--- THE TASK ---
Go through the data and copy each line where the string "heading" appears.

--- DATA TO EXAMINE ---
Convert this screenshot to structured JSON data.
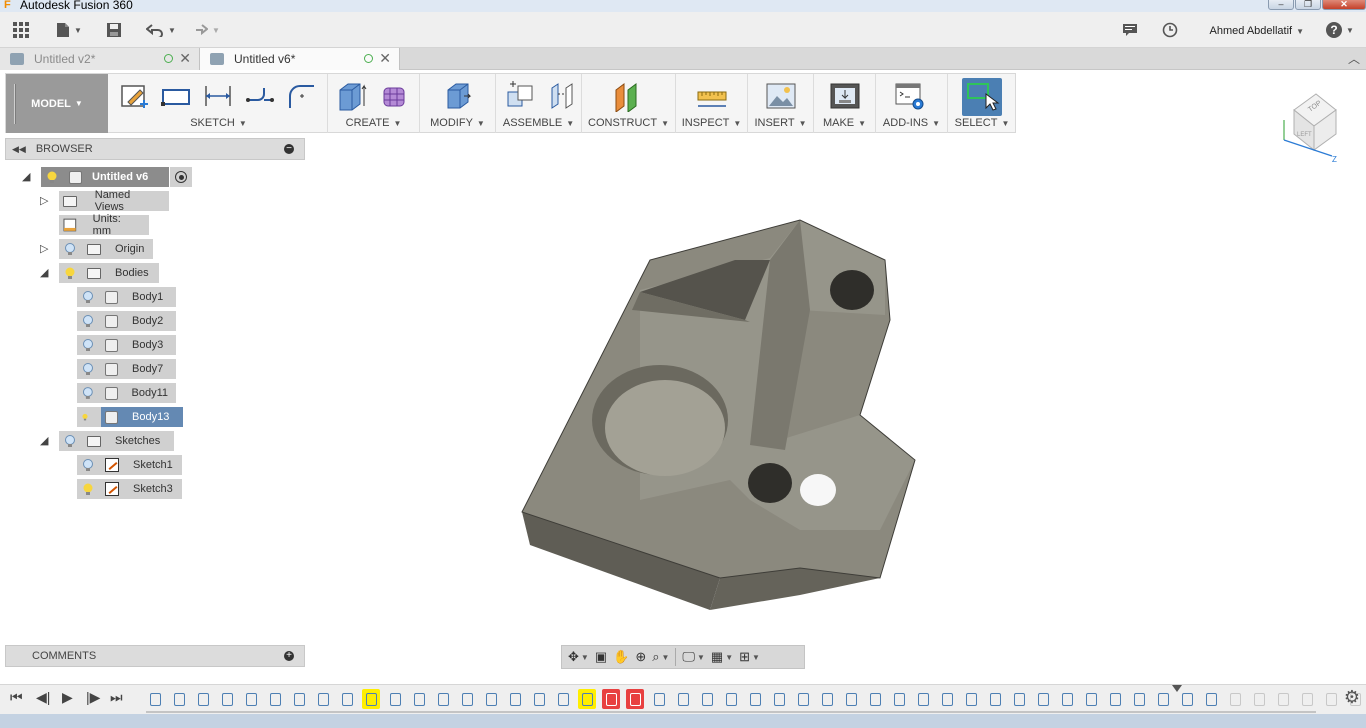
{
  "window": {
    "title": "Autodesk Fusion 360",
    "logo": "F"
  },
  "qab": {
    "user": "Ahmed Abdellatif",
    "help": "?"
  },
  "tabs": [
    {
      "label": "Untitled v2*",
      "state": "inactive"
    },
    {
      "label": "Untitled v6*",
      "state": "active"
    }
  ],
  "ribbon": {
    "workspace": "MODEL",
    "groups": [
      {
        "label": "SKETCH"
      },
      {
        "label": "CREATE"
      },
      {
        "label": "MODIFY"
      },
      {
        "label": "ASSEMBLE"
      },
      {
        "label": "CONSTRUCT"
      },
      {
        "label": "INSPECT"
      },
      {
        "label": "INSERT"
      },
      {
        "label": "MAKE"
      },
      {
        "label": "ADD-INS"
      },
      {
        "label": "SELECT"
      }
    ]
  },
  "browser": {
    "title": "BROWSER",
    "root": "Untitled v6",
    "named_views": "Named Views",
    "units": "Units: mm",
    "origin": "Origin",
    "bodies": "Bodies",
    "body_items": [
      "Body1",
      "Body2",
      "Body3",
      "Body7",
      "Body11",
      "Body13"
    ],
    "sketches": "Sketches",
    "sketch_items": [
      "Sketch1",
      "Sketch3"
    ]
  },
  "comments": {
    "title": "COMMENTS"
  },
  "viewcube": {
    "top": "TOP",
    "left": "LEFT"
  },
  "colors": {
    "accent_blue": "#6489b3",
    "highlight_yellow": "#ffee00",
    "highlight_red": "#e84040",
    "model_gray": "#6f6d63"
  }
}
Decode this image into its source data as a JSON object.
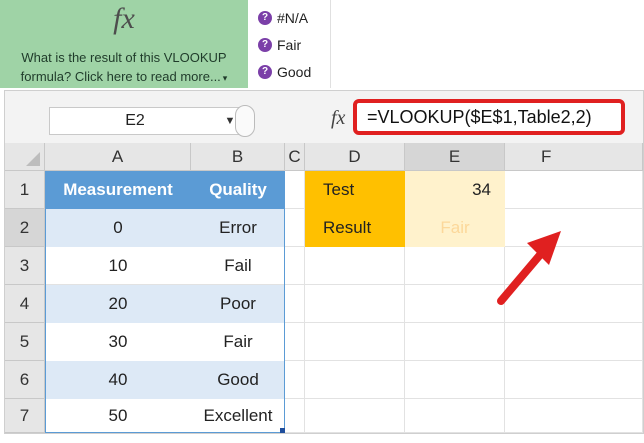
{
  "question": {
    "icon": "fx",
    "text": "What is the result of this VLOOKUP formula? Click here to read more...",
    "caret": "▾"
  },
  "options": [
    "#N/A",
    "Fair",
    "Good"
  ],
  "formula_bar": {
    "name_box": "E2",
    "fx": "fx",
    "formula": "=VLOOKUP($E$1,Table2,2)"
  },
  "columns": [
    "A",
    "B",
    "C",
    "D",
    "E",
    "F"
  ],
  "rows": [
    "1",
    "2",
    "3",
    "4",
    "5",
    "6",
    "7"
  ],
  "table": {
    "headers": [
      "Measurement",
      "Quality"
    ],
    "rows": [
      [
        "0",
        "Error"
      ],
      [
        "10",
        "Fail"
      ],
      [
        "20",
        "Poor"
      ],
      [
        "30",
        "Fair"
      ],
      [
        "40",
        "Good"
      ],
      [
        "50",
        "Excellent"
      ]
    ]
  },
  "lookup": {
    "test_label": "Test",
    "test_value": "34",
    "result_label": "Result",
    "result_value": "Fair"
  },
  "colors": {
    "table_header": "#5b9bd5",
    "table_band": "#dde9f6",
    "label_fill": "#ffc000",
    "value_fill": "#fff2cc",
    "highlight": "#e02020"
  }
}
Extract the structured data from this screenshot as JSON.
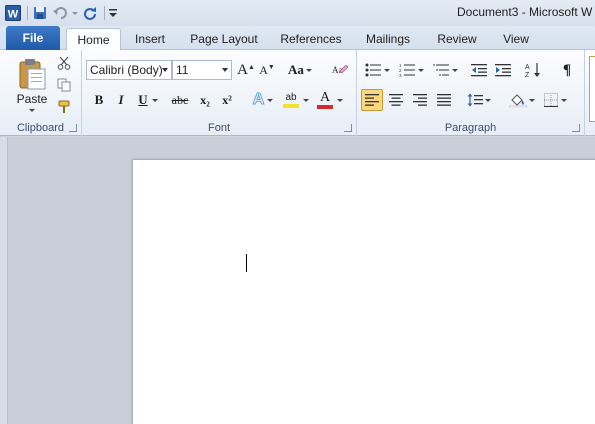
{
  "window": {
    "title": "Document3 - Microsoft W"
  },
  "tabs": {
    "file": "File",
    "items": [
      "Home",
      "Insert",
      "Page Layout",
      "References",
      "Mailings",
      "Review",
      "View"
    ]
  },
  "clipboard": {
    "paste_label": "Paste",
    "group_label": "Clipboard"
  },
  "font": {
    "family": "Calibri (Body)",
    "size": "11",
    "grow": "A",
    "shrink": "A",
    "case": "Aa",
    "bold": "B",
    "italic": "I",
    "underline": "U",
    "strike": "abc",
    "subscript": "x₂",
    "superscript": "x²",
    "effects": "A",
    "highlight": "ab",
    "color": "A",
    "group_label": "Font"
  },
  "paragraph": {
    "pilcrow": "¶",
    "group_label": "Paragraph"
  },
  "colors": {
    "file_tab": "#2a63b3",
    "highlight_yellow": "#f5e12a",
    "font_red": "#d42a2a",
    "align_active": "#fbd77d",
    "effects_blue": "#5aa4e0"
  }
}
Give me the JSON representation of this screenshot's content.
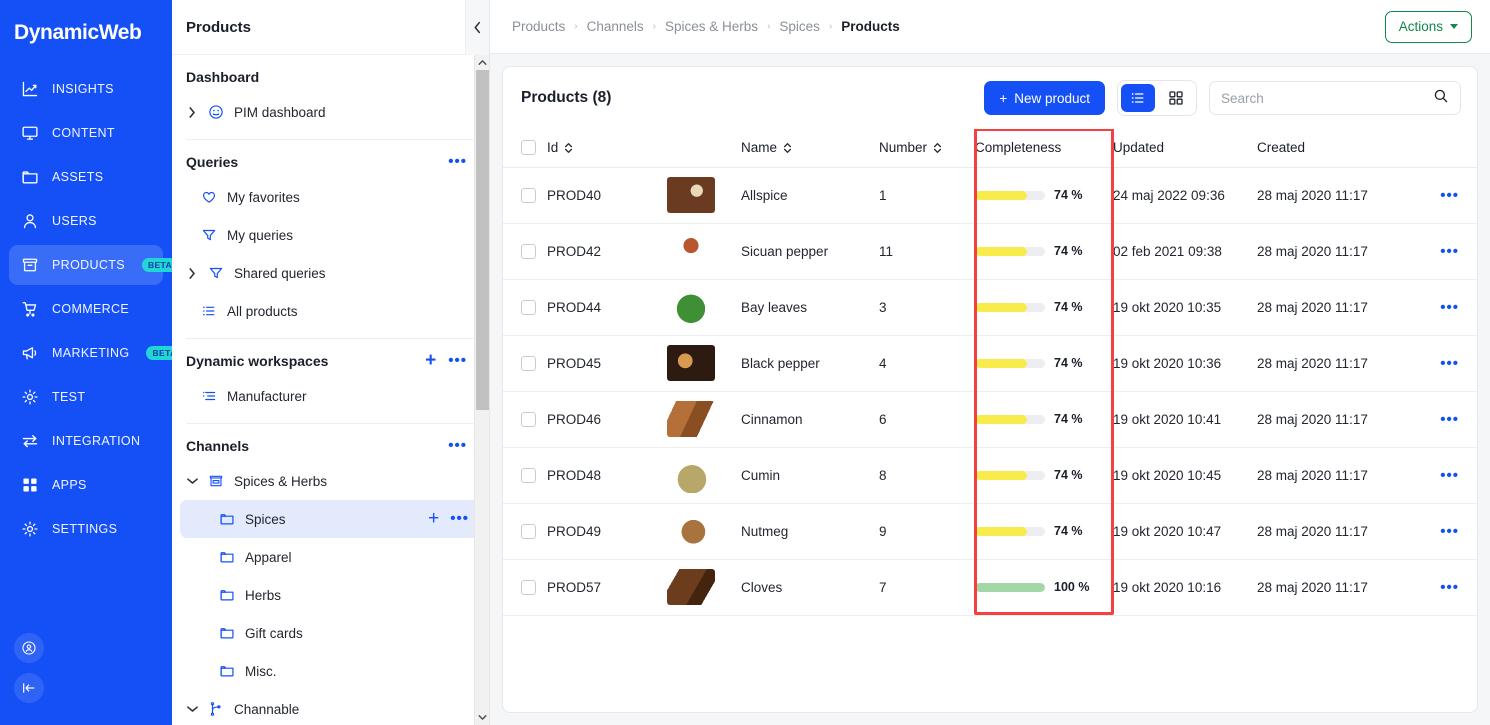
{
  "brand": {
    "name": "DynamicWeb",
    "accent": "#1450f5",
    "beta_color": "#23d6d6",
    "green": "#13864b",
    "highlight": "#f5403f"
  },
  "rail": {
    "items": [
      {
        "label": "INSIGHTS",
        "icon": "chart-icon",
        "badge": "",
        "active": false
      },
      {
        "label": "CONTENT",
        "icon": "monitor-icon",
        "badge": "",
        "active": false
      },
      {
        "label": "ASSETS",
        "icon": "folder-icon",
        "badge": "",
        "active": false
      },
      {
        "label": "USERS",
        "icon": "user-icon",
        "badge": "",
        "active": false
      },
      {
        "label": "PRODUCTS",
        "icon": "box-icon",
        "badge": "BETA",
        "active": true
      },
      {
        "label": "COMMERCE",
        "icon": "cart-icon",
        "badge": "",
        "active": false
      },
      {
        "label": "MARKETING",
        "icon": "megaphone-icon",
        "badge": "BETA",
        "active": false
      },
      {
        "label": "TEST",
        "icon": "gear-icon",
        "badge": "",
        "active": false
      },
      {
        "label": "INTEGRATION",
        "icon": "exchange-icon",
        "badge": "",
        "active": false
      },
      {
        "label": "APPS",
        "icon": "grid-icon",
        "badge": "",
        "active": false
      },
      {
        "label": "SETTINGS",
        "icon": "gear-icon",
        "badge": "",
        "active": false
      }
    ],
    "bottom": [
      {
        "icon": "account-icon"
      },
      {
        "icon": "collapse-rail-icon"
      }
    ]
  },
  "subnav": {
    "title": "Products",
    "collapse_icon": "chevron-left-icon",
    "sections": [
      {
        "heading": "Dashboard",
        "has_menu": false,
        "has_add": false,
        "items": [
          {
            "label": "PIM dashboard",
            "icon": "pim-dashboard-icon",
            "caret": "chevron-right-icon",
            "indent": 0,
            "selected": false,
            "add": false,
            "menu": false
          }
        ]
      },
      {
        "heading": "Queries",
        "has_menu": true,
        "has_add": false,
        "items": [
          {
            "label": "My favorites",
            "icon": "heart-icon",
            "caret": "",
            "indent": 1,
            "selected": false,
            "add": false,
            "menu": false
          },
          {
            "label": "My queries",
            "icon": "filter-icon",
            "caret": "",
            "indent": 1,
            "selected": false,
            "add": false,
            "menu": false
          },
          {
            "label": "Shared queries",
            "icon": "filter-icon",
            "caret": "chevron-right-icon",
            "indent": 0,
            "selected": false,
            "add": false,
            "menu": false
          },
          {
            "label": "All products",
            "icon": "list-icon",
            "caret": "",
            "indent": 1,
            "selected": false,
            "add": false,
            "menu": false
          }
        ]
      },
      {
        "heading": "Dynamic workspaces",
        "has_menu": true,
        "has_add": true,
        "items": [
          {
            "label": "Manufacturer",
            "icon": "workspace-icon",
            "caret": "",
            "indent": 1,
            "selected": false,
            "add": false,
            "menu": false
          }
        ]
      },
      {
        "heading": "Channels",
        "has_menu": true,
        "has_add": false,
        "items": [
          {
            "label": "Spices & Herbs",
            "icon": "shop-icon",
            "caret": "chevron-down-icon",
            "indent": 0,
            "selected": false,
            "add": false,
            "menu": false
          },
          {
            "label": "Spices",
            "icon": "folder-icon",
            "caret": "",
            "indent": 2,
            "selected": true,
            "add": true,
            "menu": true
          },
          {
            "label": "Apparel",
            "icon": "folder-icon",
            "caret": "",
            "indent": 2,
            "selected": false,
            "add": false,
            "menu": false
          },
          {
            "label": "Herbs",
            "icon": "folder-icon",
            "caret": "",
            "indent": 2,
            "selected": false,
            "add": false,
            "menu": false
          },
          {
            "label": "Gift cards",
            "icon": "folder-icon",
            "caret": "",
            "indent": 2,
            "selected": false,
            "add": false,
            "menu": false
          },
          {
            "label": "Misc.",
            "icon": "folder-icon",
            "caret": "",
            "indent": 2,
            "selected": false,
            "add": false,
            "menu": false
          },
          {
            "label": "Channable",
            "icon": "branch-icon",
            "caret": "chevron-down-icon",
            "indent": 0,
            "selected": false,
            "add": false,
            "menu": false
          }
        ]
      }
    ],
    "menu_glyph": "•••",
    "add_glyph": "+"
  },
  "topbar": {
    "breadcrumbs": [
      "Products",
      "Channels",
      "Spices & Herbs",
      "Spices",
      "Products"
    ],
    "separator": "›",
    "actions_label": "Actions"
  },
  "toolbar": {
    "card_title": "Products (8)",
    "new_product_label": "New product",
    "new_product_plus": "+",
    "view_list_icon": "list-view-icon",
    "view_grid_icon": "grid-view-icon",
    "active_view": "list",
    "search_placeholder": "Search",
    "search_value": "",
    "search_icon": "search-icon"
  },
  "table": {
    "columns": [
      {
        "key": "checkbox",
        "label": "",
        "sortable": false
      },
      {
        "key": "id",
        "label": "Id",
        "sortable": true
      },
      {
        "key": "thumb",
        "label": "",
        "sortable": false
      },
      {
        "key": "name",
        "label": "Name",
        "sortable": true
      },
      {
        "key": "number",
        "label": "Number",
        "sortable": true
      },
      {
        "key": "completeness",
        "label": "Completeness",
        "sortable": false
      },
      {
        "key": "updated",
        "label": "Updated",
        "sortable": false
      },
      {
        "key": "created",
        "label": "Created",
        "sortable": false
      },
      {
        "key": "menu",
        "label": "",
        "sortable": false
      }
    ],
    "highlighted_column": "completeness",
    "row_menu_glyph": "•••",
    "rows": [
      {
        "id": "PROD40",
        "name": "Allspice",
        "number": "1",
        "completeness": 74,
        "completeness_label": "74 %",
        "bar_color": "#f7ec4b",
        "updated": "24 maj 2022 09:36",
        "created": "28 maj 2020 11:17",
        "thumb": "allspice"
      },
      {
        "id": "PROD42",
        "name": "Sicuan pepper",
        "number": "11",
        "completeness": 74,
        "completeness_label": "74 %",
        "bar_color": "#f7ec4b",
        "updated": "02 feb 2021 09:38",
        "created": "28 maj 2020 11:17",
        "thumb": "sicuan"
      },
      {
        "id": "PROD44",
        "name": "Bay leaves",
        "number": "3",
        "completeness": 74,
        "completeness_label": "74 %",
        "bar_color": "#f7ec4b",
        "updated": "19 okt 2020 10:35",
        "created": "28 maj 2020 11:17",
        "thumb": "bay"
      },
      {
        "id": "PROD45",
        "name": "Black pepper",
        "number": "4",
        "completeness": 74,
        "completeness_label": "74 %",
        "bar_color": "#f7ec4b",
        "updated": "19 okt 2020 10:36",
        "created": "28 maj 2020 11:17",
        "thumb": "blackpepper"
      },
      {
        "id": "PROD46",
        "name": "Cinnamon",
        "number": "6",
        "completeness": 74,
        "completeness_label": "74 %",
        "bar_color": "#f7ec4b",
        "updated": "19 okt 2020 10:41",
        "created": "28 maj 2020 11:17",
        "thumb": "cinnamon"
      },
      {
        "id": "PROD48",
        "name": "Cumin",
        "number": "8",
        "completeness": 74,
        "completeness_label": "74 %",
        "bar_color": "#f7ec4b",
        "updated": "19 okt 2020 10:45",
        "created": "28 maj 2020 11:17",
        "thumb": "cumin"
      },
      {
        "id": "PROD49",
        "name": "Nutmeg",
        "number": "9",
        "completeness": 74,
        "completeness_label": "74 %",
        "bar_color": "#f7ec4b",
        "updated": "19 okt 2020 10:47",
        "created": "28 maj 2020 11:17",
        "thumb": "nutmeg"
      },
      {
        "id": "PROD57",
        "name": "Cloves",
        "number": "7",
        "completeness": 100,
        "completeness_label": "100 %",
        "bar_color": "#a4d7a7",
        "updated": "19 okt 2020 10:16",
        "created": "28 maj 2020 11:17",
        "thumb": "cloves"
      }
    ]
  }
}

--- RESULT OF THIS TASK ---
        "heading": "Dashboard",
        "heading": "Queries",
        "heading": "Dynamic workspaces",
        "heading": "Channels",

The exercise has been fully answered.